Items from an interface collection:
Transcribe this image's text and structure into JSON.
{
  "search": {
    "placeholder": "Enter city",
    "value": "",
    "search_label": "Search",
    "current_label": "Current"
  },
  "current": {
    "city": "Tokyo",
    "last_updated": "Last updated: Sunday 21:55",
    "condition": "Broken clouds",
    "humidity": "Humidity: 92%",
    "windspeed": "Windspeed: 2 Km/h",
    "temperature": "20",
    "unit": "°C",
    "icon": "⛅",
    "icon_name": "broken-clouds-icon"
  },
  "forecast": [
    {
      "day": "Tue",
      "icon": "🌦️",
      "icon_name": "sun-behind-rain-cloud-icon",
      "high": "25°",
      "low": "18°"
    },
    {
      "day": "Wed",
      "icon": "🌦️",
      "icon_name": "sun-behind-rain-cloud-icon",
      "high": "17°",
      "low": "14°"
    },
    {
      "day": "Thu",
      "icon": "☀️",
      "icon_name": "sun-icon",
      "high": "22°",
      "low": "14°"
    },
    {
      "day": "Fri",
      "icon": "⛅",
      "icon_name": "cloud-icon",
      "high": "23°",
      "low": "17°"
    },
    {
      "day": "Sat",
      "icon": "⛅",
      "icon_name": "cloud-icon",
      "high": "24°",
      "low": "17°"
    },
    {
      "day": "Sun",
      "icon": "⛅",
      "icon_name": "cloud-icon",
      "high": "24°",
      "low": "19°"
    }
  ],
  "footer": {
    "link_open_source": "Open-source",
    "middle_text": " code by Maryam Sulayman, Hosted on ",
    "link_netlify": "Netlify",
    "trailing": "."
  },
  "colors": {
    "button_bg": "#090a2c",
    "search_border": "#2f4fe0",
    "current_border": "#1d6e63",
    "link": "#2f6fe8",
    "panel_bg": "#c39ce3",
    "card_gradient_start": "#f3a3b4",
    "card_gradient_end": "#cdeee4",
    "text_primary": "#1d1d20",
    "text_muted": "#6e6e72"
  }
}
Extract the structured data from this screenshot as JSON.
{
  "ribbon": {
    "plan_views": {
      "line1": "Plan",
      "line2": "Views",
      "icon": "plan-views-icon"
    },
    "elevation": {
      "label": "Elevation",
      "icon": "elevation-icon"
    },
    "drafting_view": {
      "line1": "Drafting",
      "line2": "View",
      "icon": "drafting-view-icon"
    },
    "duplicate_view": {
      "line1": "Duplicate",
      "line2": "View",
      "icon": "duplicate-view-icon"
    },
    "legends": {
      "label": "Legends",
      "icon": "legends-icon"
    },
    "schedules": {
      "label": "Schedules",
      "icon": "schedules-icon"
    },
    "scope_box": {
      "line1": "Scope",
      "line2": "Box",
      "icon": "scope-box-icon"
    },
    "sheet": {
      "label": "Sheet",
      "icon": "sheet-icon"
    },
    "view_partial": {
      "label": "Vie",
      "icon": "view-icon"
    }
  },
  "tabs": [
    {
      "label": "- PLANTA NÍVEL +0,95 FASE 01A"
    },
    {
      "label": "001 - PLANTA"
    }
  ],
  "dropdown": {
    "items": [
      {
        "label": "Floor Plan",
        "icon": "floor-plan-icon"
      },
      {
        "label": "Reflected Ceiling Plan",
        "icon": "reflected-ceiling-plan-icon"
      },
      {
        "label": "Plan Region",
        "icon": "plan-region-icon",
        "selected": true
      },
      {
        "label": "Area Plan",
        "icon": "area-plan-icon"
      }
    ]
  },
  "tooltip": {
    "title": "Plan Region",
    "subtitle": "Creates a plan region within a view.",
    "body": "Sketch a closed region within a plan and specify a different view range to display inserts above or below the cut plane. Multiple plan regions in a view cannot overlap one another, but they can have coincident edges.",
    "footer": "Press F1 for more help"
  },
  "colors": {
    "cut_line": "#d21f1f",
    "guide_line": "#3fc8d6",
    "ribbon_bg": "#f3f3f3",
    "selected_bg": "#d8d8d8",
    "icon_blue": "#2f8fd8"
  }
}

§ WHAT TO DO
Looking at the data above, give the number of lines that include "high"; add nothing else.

§ OUTPUT OF THE TASK
6